(Extracted records)
----

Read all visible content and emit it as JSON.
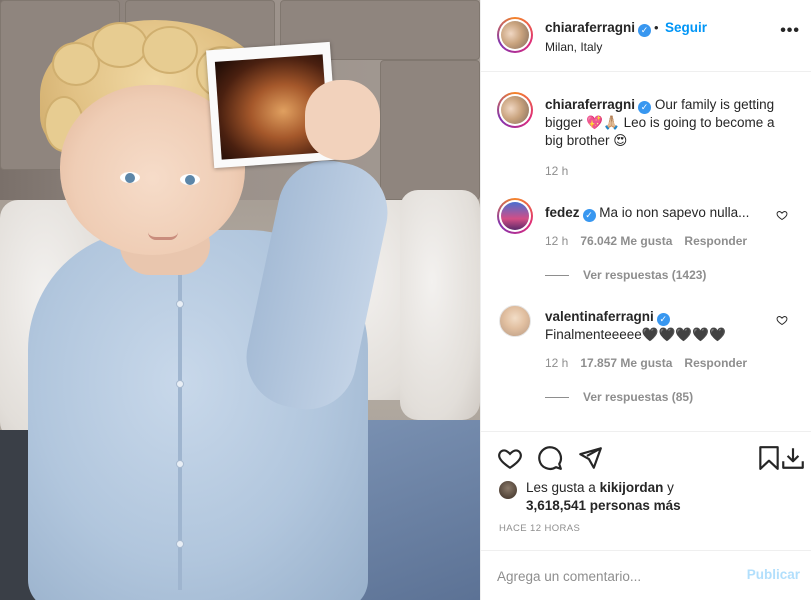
{
  "photo": {
    "alt_subject": ""
  },
  "header": {
    "username": "chiaraferragni",
    "follow_label": "Seguir",
    "separator": "•",
    "location": "Milan, Italy",
    "more_label": "•••"
  },
  "caption": {
    "username": "chiaraferragni",
    "text": "Our family is getting bigger 💖🙏🏼 Leo is going to become a big brother 😍",
    "time": "12 h"
  },
  "comments": [
    {
      "username": "fedez",
      "text": "Ma io non sapevo nulla...",
      "time": "12 h",
      "likes": "76.042 Me gusta",
      "reply_label": "Responder",
      "view_replies": "Ver respuestas (1423)"
    },
    {
      "username": "valentinaferragni",
      "text": "Finalmenteeeee🖤🖤🖤🖤🖤",
      "time": "12 h",
      "likes": "17.857 Me gusta",
      "reply_label": "Responder",
      "view_replies": "Ver respuestas (85)"
    }
  ],
  "likes": {
    "prefix": "Les gusta a",
    "user": "kikijordan",
    "suffix": "y",
    "count": "3,618,541 personas más"
  },
  "time_ago": "HACE 12 HORAS",
  "add_comment": {
    "placeholder": "Agrega un comentario...",
    "publish_label": "Publicar"
  },
  "colors": {
    "accent": "#0095f6",
    "verified": "#3897f0",
    "muted": "#8e8e8e",
    "text": "#262626"
  }
}
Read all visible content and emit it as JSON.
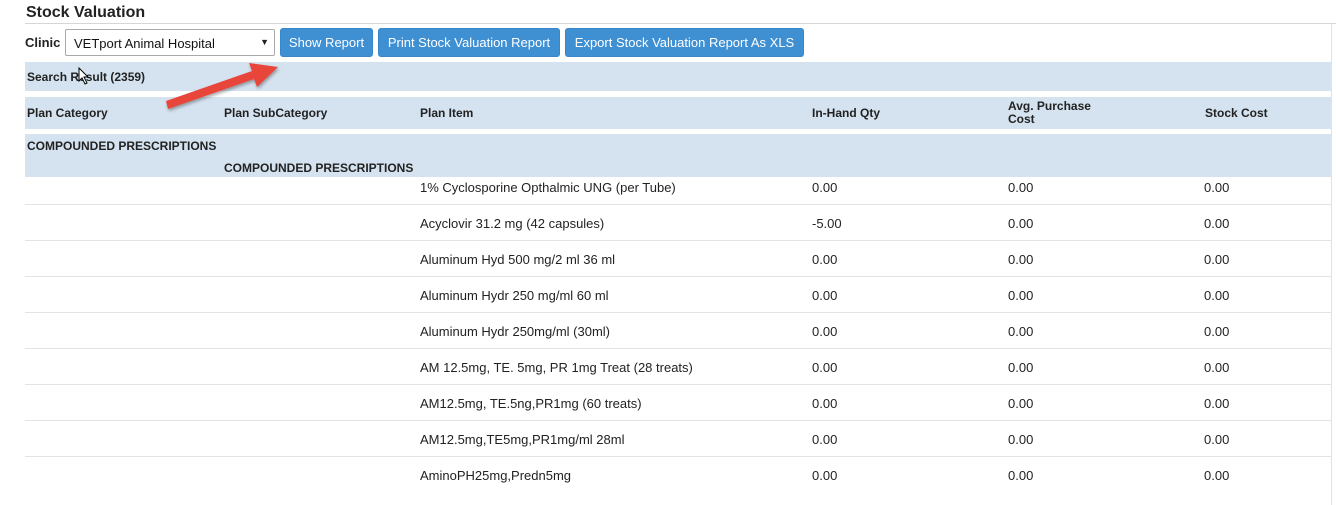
{
  "page": {
    "title": "Stock Valuation"
  },
  "toolbar": {
    "clinic_label": "Clinic",
    "clinic_selected": "VETport Animal Hospital",
    "show_report_label": "Show Report",
    "print_label": "Print Stock Valuation Report",
    "export_label": "Export Stock Valuation Report As XLS"
  },
  "search": {
    "result_text": "Search Result (2359)"
  },
  "table": {
    "headers": {
      "plan_category": "Plan Category",
      "plan_subcategory": "Plan SubCategory",
      "plan_item": "Plan Item",
      "in_hand_qty": "In-Hand Qty",
      "avg_purchase_cost_1": "Avg. Purchase",
      "avg_purchase_cost_2": "Cost",
      "stock_cost": "Stock Cost"
    },
    "category": "COMPOUNDED PRESCRIPTIONS",
    "subcategory": "COMPOUNDED PRESCRIPTIONS",
    "rows": [
      {
        "item": "1% Cyclosporine Opthalmic UNG (per Tube)",
        "qty": "0.00",
        "avg": "0.00",
        "cost": "0.00"
      },
      {
        "item": "Acyclovir 31.2 mg (42 capsules)",
        "qty": "-5.00",
        "avg": "0.00",
        "cost": "0.00"
      },
      {
        "item": "Aluminum Hyd 500 mg/2 ml 36 ml",
        "qty": "0.00",
        "avg": "0.00",
        "cost": "0.00"
      },
      {
        "item": "Aluminum Hydr 250 mg/ml 60 ml",
        "qty": "0.00",
        "avg": "0.00",
        "cost": "0.00"
      },
      {
        "item": "Aluminum Hydr 250mg/ml (30ml)",
        "qty": "0.00",
        "avg": "0.00",
        "cost": "0.00"
      },
      {
        "item": "AM 12.5mg, TE. 5mg, PR 1mg Treat (28 treats)",
        "qty": "0.00",
        "avg": "0.00",
        "cost": "0.00"
      },
      {
        "item": "AM12.5mg, TE.5ng,PR1mg (60 treats)",
        "qty": "0.00",
        "avg": "0.00",
        "cost": "0.00"
      },
      {
        "item": "AM12.5mg,TE5mg,PR1mg/ml 28ml",
        "qty": "0.00",
        "avg": "0.00",
        "cost": "0.00"
      },
      {
        "item": "AminoPH25mg,Predn5mg",
        "qty": "0.00",
        "avg": "0.00",
        "cost": "0.00"
      }
    ]
  },
  "colors": {
    "button": "#3f8fd3",
    "band": "#d5e3f0",
    "annotation_arrow": "#e8443a"
  }
}
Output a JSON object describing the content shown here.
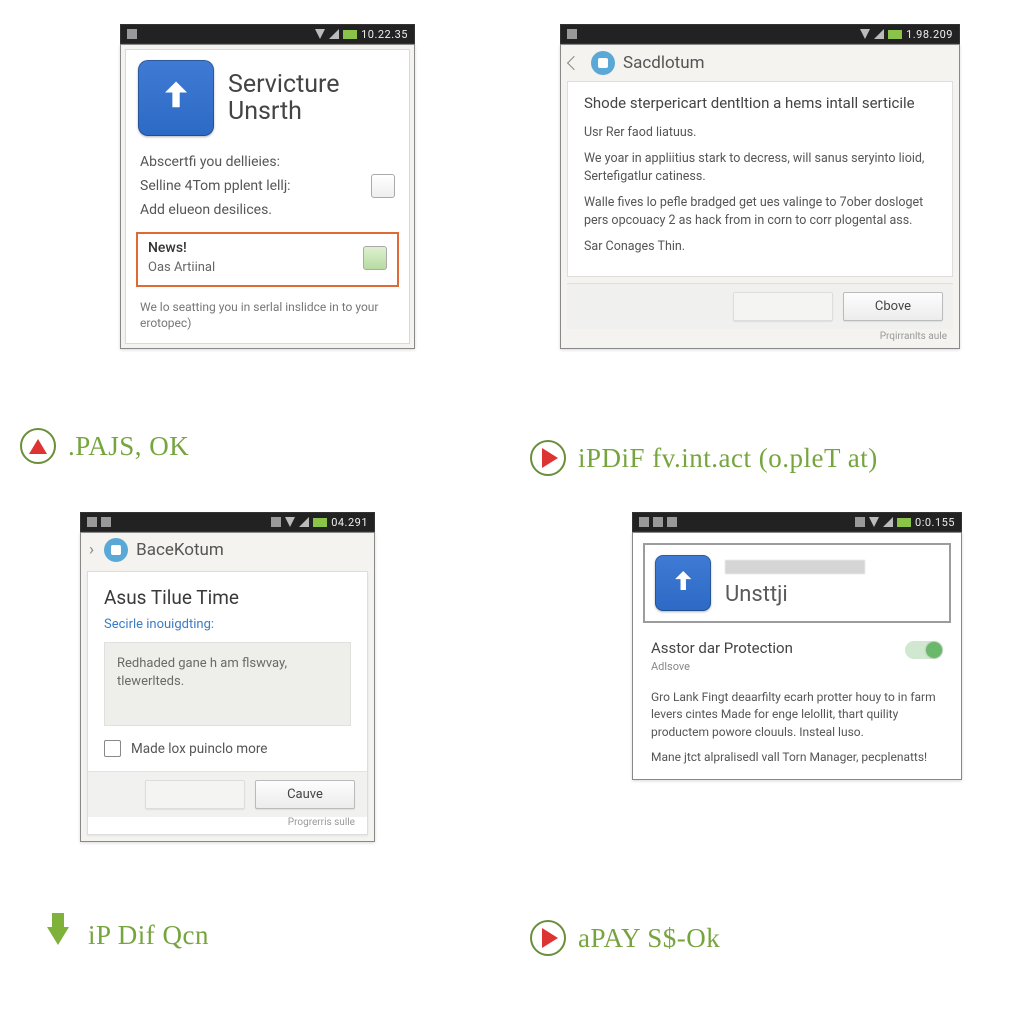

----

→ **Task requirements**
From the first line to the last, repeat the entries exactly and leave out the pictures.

→ **Exercise answer**
Read all visible content and emit it as JSON.
{
  "photo": {
    "alt_subject": ""
  },
  "header": {
    "username": "chiaraferragni",
    "follow_label": "Seguir",
    "separator": "•",
    "location": "Milan, Italy",
    "more_label": "•••"
  },
  "caption": {
    "username": "chiaraferragni",
    "text": "Our family is getting bigger 💖🙏🏼 Leo is going to become a big brother 😍",
    "time": "12 h"
  },
  "comments": [
    {
      "username": "fedez",
      "text": "Ma io non sapevo nulla...",
      "time": "12 h",
      "likes": "76.042 Me gusta",
      "reply_label": "Responder",
      "view_replies": "Ver respuestas (1423)"
    },
    {
      "username": "valentinaferragni",
      "text": "Finalmenteeeee🖤🖤🖤🖤🖤",
      "time": "12 h",
      "likes": "17.857 Me gusta",
      "reply_label": "Responder",
      "view_replies": "Ver respuestas (85)"
    }
  ],
  "likes": {
    "prefix": "Les gusta a",
    "user": "kikijordan",
    "suffix": "y",
    "count": "3,618,541 personas más"
  },
  "time_ago": "HACE 12 HORAS",
  "add_comment": {
    "placeholder": "Agrega un comentario...",
    "publish_label": "Publicar"
  },
  "colors": {
    "accent": "#0095f6",
    "verified": "#3897f0",
    "muted": "#8e8e8e",
    "text": "#262626"
  }
}
Read all visible content and emit it as JSON.
{
  "page": {
    "title": "Stock Valuation"
  },
  "toolbar": {
    "clinic_label": "Clinic",
    "clinic_selected": "VETport Animal Hospital",
    "show_report_label": "Show Report",
    "print_label": "Print Stock Valuation Report",
    "export_label": "Export Stock Valuation Report As XLS"
  },
  "search": {
    "result_text": "Search Result (2359)"
  },
  "table": {
    "headers": {
      "plan_category": "Plan Category",
      "plan_subcategory": "Plan SubCategory",
      "plan_item": "Plan Item",
      "in_hand_qty": "In-Hand Qty",
      "avg_purchase_cost_1": "Avg. Purchase",
      "avg_purchase_cost_2": "Cost",
      "stock_cost": "Stock Cost"
    },
    "category": "COMPOUNDED PRESCRIPTIONS",
    "subcategory": "COMPOUNDED PRESCRIPTIONS",
    "rows": [
      {
        "item": "1% Cyclosporine Opthalmic UNG (per Tube)",
        "qty": "0.00",
        "avg": "0.00",
        "cost": "0.00"
      },
      {
        "item": "Acyclovir 31.2 mg (42 capsules)",
        "qty": "-5.00",
        "avg": "0.00",
        "cost": "0.00"
      },
      {
        "item": "Aluminum Hyd 500 mg/2 ml 36 ml",
        "qty": "0.00",
        "avg": "0.00",
        "cost": "0.00"
      },
      {
        "item": "Aluminum Hydr 250 mg/ml 60 ml",
        "qty": "0.00",
        "avg": "0.00",
        "cost": "0.00"
      },
      {
        "item": "Aluminum Hydr 250mg/ml (30ml)",
        "qty": "0.00",
        "avg": "0.00",
        "cost": "0.00"
      },
      {
        "item": "AM 12.5mg, TE. 5mg, PR 1mg Treat (28 treats)",
        "qty": "0.00",
        "avg": "0.00",
        "cost": "0.00"
      },
      {
        "item": "AM12.5mg, TE.5ng,PR1mg (60 treats)",
        "qty": "0.00",
        "avg": "0.00",
        "cost": "0.00"
      },
      {
        "item": "AM12.5mg,TE5mg,PR1mg/ml 28ml",
        "qty": "0.00",
        "avg": "0.00",
        "cost": "0.00"
      },
      {
        "item": "AminoPH25mg,Predn5mg",
        "qty": "0.00",
        "avg": "0.00",
        "cost": "0.00"
      }
    ]
  },
  "colors": {
    "button": "#3f8fd3",
    "band": "#d5e3f0",
    "annotation_arrow": "#e8443a"
  }
}
Output a JSON object describing the content shown here.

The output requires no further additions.